*** Material for this task ***

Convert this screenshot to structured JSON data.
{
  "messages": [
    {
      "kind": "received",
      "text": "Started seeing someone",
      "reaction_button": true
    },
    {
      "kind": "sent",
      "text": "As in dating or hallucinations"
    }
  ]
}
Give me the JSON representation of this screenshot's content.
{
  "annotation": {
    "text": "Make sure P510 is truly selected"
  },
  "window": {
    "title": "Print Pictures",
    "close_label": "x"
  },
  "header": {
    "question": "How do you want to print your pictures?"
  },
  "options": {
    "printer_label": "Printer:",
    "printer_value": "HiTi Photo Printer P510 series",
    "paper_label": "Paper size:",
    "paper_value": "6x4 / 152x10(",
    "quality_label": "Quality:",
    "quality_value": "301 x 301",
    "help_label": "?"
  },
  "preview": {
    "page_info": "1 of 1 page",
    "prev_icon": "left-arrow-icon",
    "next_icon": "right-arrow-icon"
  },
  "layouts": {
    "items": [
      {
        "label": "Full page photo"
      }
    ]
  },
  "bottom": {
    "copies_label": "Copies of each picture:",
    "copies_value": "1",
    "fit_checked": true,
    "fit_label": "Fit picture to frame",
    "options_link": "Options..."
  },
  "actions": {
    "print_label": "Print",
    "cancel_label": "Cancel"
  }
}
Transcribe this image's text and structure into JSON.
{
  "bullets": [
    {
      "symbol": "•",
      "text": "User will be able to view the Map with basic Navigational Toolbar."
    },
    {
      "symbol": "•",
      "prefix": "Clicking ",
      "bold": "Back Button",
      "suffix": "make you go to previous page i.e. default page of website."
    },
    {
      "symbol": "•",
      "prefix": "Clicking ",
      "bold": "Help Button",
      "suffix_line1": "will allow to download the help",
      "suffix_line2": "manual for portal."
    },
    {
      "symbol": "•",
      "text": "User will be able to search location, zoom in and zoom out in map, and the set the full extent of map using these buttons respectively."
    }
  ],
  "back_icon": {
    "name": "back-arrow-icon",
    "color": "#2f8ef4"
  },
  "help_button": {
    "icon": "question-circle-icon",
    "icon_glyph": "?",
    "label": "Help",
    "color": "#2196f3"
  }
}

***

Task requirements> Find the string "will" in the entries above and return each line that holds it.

The completed task>
      "text": "User will be able to view the Map with basic Navigational Toolbar."
      "suffix_line1": "will allow to download the help",
      "text": "User will be able to search location, zoom in and zoom out in map, and the set the full extent of map using these buttons respectively."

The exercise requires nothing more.